The next hurdle is to make sure to take into account for Internationalization. Currently for websites type choices and layout carry over cultures so this can catch some people off guard. humor does not cross borders well, or even across regions. I know China has different formats for standup comedy depending which city you in. Cues for informality changes for different groups, cultures. An example of this is the sound your mouth makes when your brain is processing. In the US depending on region it can be “uhm” or “ahh” in China it is “nega”
putting the wrong pause word for a region in a search to be more casual can put you on the wrong side of the uncanny valley.
The third topic is situational awareness

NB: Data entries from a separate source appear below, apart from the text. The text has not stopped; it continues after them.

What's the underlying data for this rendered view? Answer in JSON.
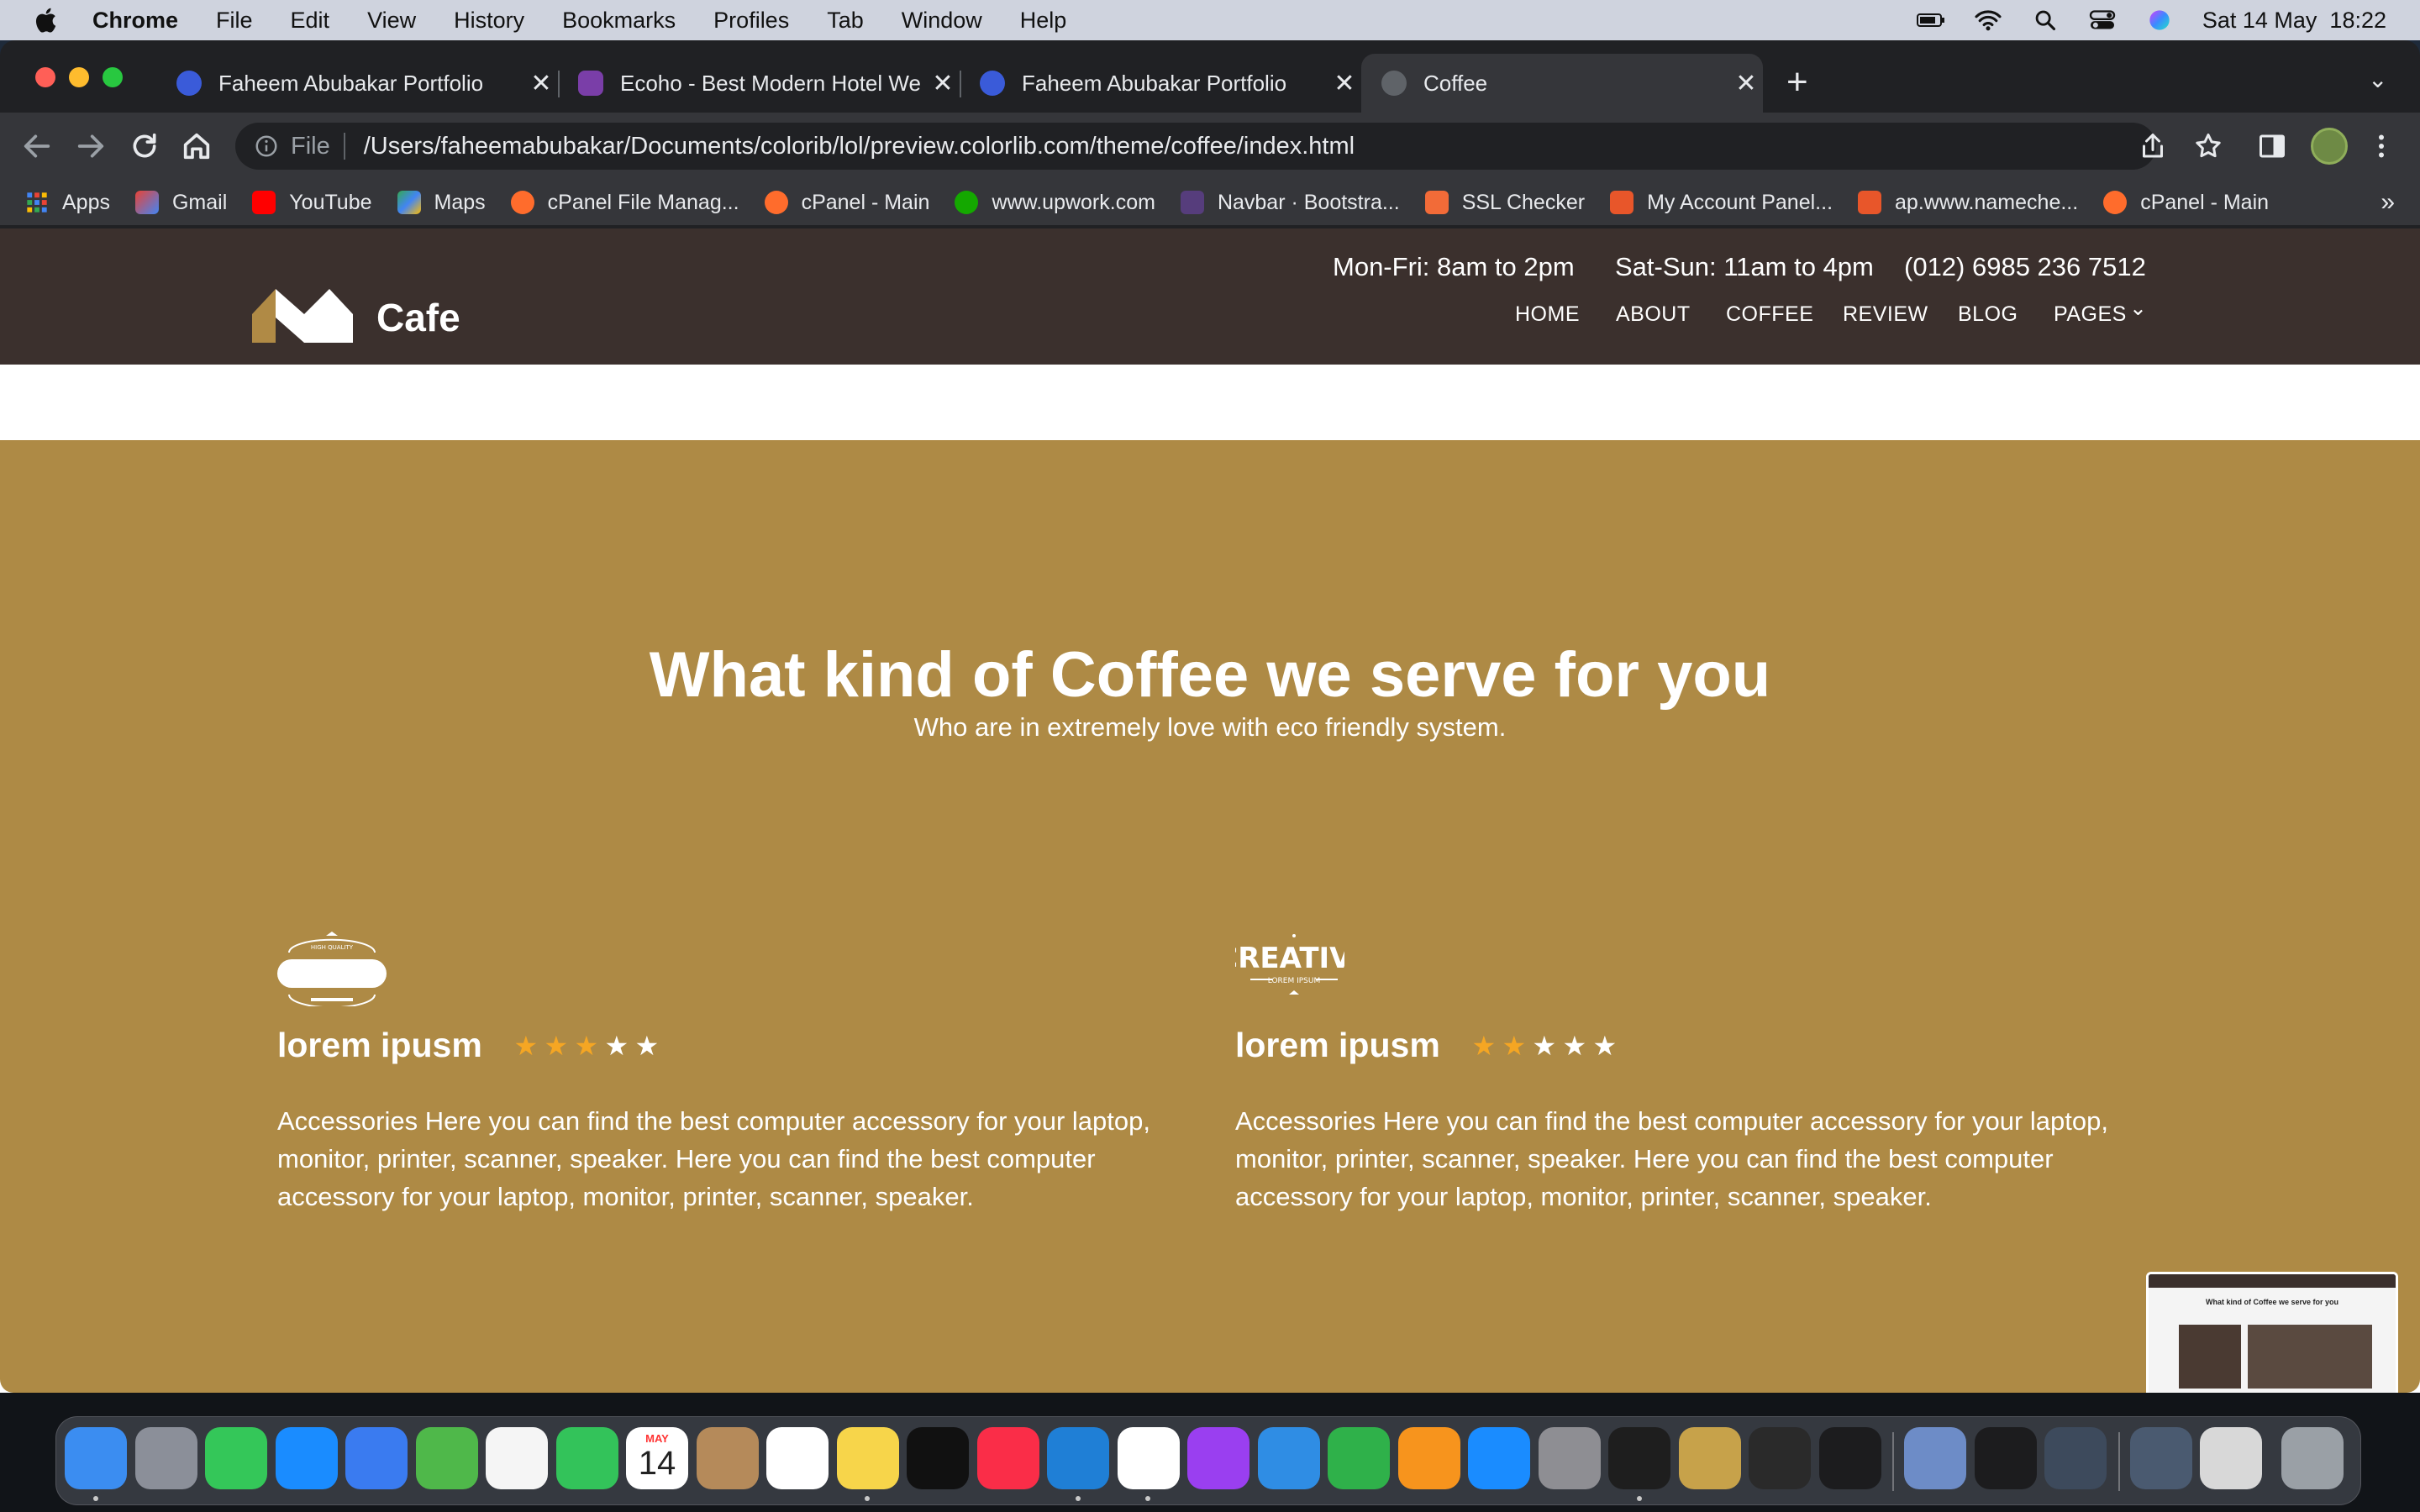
{
  "menubar": {
    "app": "Chrome",
    "items": [
      "File",
      "Edit",
      "View",
      "History",
      "Bookmarks",
      "Profiles",
      "Tab",
      "Window",
      "Help"
    ],
    "datetime": "Sat 14 May  18:22"
  },
  "tabs": [
    {
      "title": "Faheem Abubakar Portfolio",
      "close": "✕"
    },
    {
      "title": "Ecoho - Best Modern Hotel We",
      "close": "✕"
    },
    {
      "title": "Faheem Abubakar Portfolio",
      "close": "✕"
    },
    {
      "title": "Coffee",
      "close": "✕"
    }
  ],
  "new_tab": "+",
  "tab_search": "⌄",
  "address": {
    "scheme": "File",
    "url": "/Users/faheemabubakar/Documents/colorib/lol/preview.colorlib.com/theme/coffee/index.html"
  },
  "bookmarks": [
    "Apps",
    "Gmail",
    "YouTube",
    "Maps",
    "cPanel File Manag...",
    "cPanel - Main",
    "www.upwork.com",
    "Navbar · Bootstra...",
    "SSL Checker",
    "My Account Panel...",
    "ap.www.nameche...",
    "cPanel - Main"
  ],
  "bookmarks_more": "»",
  "site": {
    "logo_text": "Cafe",
    "hours_weekday": "Mon-Fri: 8am to 2pm",
    "hours_weekend": "Sat-Sun: 11am to 4pm",
    "phone": "(012) 6985 236 7512",
    "nav": [
      "HOME",
      "ABOUT",
      "COFFEE",
      "REVIEW",
      "BLOG",
      "PAGES"
    ],
    "nav_dropdown_glyph": "⌄"
  },
  "section": {
    "title": "What kind of Coffee we serve for you",
    "subtitle": "Who are in extremely love with eco friendly system.",
    "features": [
      {
        "badge": "HIGH QUALITY",
        "title": "lorem ipusm",
        "rating": 3,
        "max_rating": 5,
        "description": "Accessories Here you can find the best computer accessory for your laptop, monitor, printer, scanner, speaker. Here you can find the best computer accessory for your laptop, monitor, printer, scanner, speaker."
      },
      {
        "badge": "CREATIVE",
        "badge_sub": "LOREM IPSUM",
        "title": "lorem ipusm",
        "rating": 2,
        "max_rating": 5,
        "description": "Accessories Here you can find the best computer accessory for your laptop, monitor, printer, scanner, speaker. Here you can find the best computer accessory for your laptop, monitor, printer, scanner, speaker."
      }
    ]
  },
  "thumbnail": {
    "caption": "What kind of Coffee we serve for you"
  },
  "dock": {
    "calendar_month": "MAY",
    "calendar_day": "14",
    "apps": [
      "finder-icon",
      "launchpad-icon",
      "messages-icon",
      "safari-icon",
      "mail-icon",
      "maps-icon",
      "photos-icon",
      "facetime-icon",
      "calendar-icon",
      "contacts-icon",
      "reminders-icon",
      "notes-icon",
      "appletv-icon",
      "music-icon",
      "vscode-icon",
      "chrome-icon",
      "podcasts-icon",
      "keynote-icon",
      "numbers-icon",
      "pages-icon",
      "appstore-icon",
      "system-preferences-icon",
      "figma-icon",
      "archive-utility-icon",
      "vlc-icon",
      "terminal-icon",
      "preview-icon",
      "activity-monitor-icon",
      "quicktime-icon",
      "screenshot-folder-icon",
      "documents-folder-icon",
      "trash-icon"
    ]
  },
  "colors": {
    "header_bg": "#3b302d",
    "section_bg": "#ae8a45",
    "star_filled": "#f5a623",
    "star_empty": "#ffffff"
  }
}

For example, how your AI should act in offline vs online How does your interaction change when it isn’t connected to the network. The level of interaction also depends on how many cognitive abilities the user has to devote to the interaction. If you can detect they are driving, your responses will probably be shorter. There is a lot of complexity and nuance to this It helps that the AI can detect more info What is the emotional context of how the person feels at that point
    • how they feel right now
    • What can you detect in voice and body language?
    • What can you know from context of user journey?
    • What do you know from user profile?
The last topic I want to cover is errors. When the server is down, humor makes the problem worse. People do not feel like they are taken seriously. They will lose trust in your AI since it is not acting appropriately. Instead of humor, try to empathize Acknowledging and validating an emotion is often enough to make customers feel understood and release negativity of the bad situation caused by an error.
So once you have created and implemented your personality how do you know it is working? Let’s talk about testing personality success. You are trying to find out: Do decision-makers select products and services more or less? Currently there is a lot of counting tweets or Instagram pictures. I would recommend against that. They are hard to quantify because of the high noise. Ways that I would measure
  • sentiment analysis with AI
  • Measure the brand strength through qualitative and quantitative surveys
  • AB testing choices are good to compare against the baseline. This is a good time to pull out the brand values. You can get word associations for the changed personality to see how it affects word choice.
  • and of course, keep track of your analytics for unsure answers. Does the personality help the confidence level go up for what the AI is making decisions on from the info gathered from the user?
So that’s all we have for this episode, If you have questions or comments, use your phone to record a voice memo, then email it to If you would like to see what I am up to, you can find me on Twitter at @DesignForAI
Thank you again
and remember, with how powerful AI is, lets design it to be usable for everyone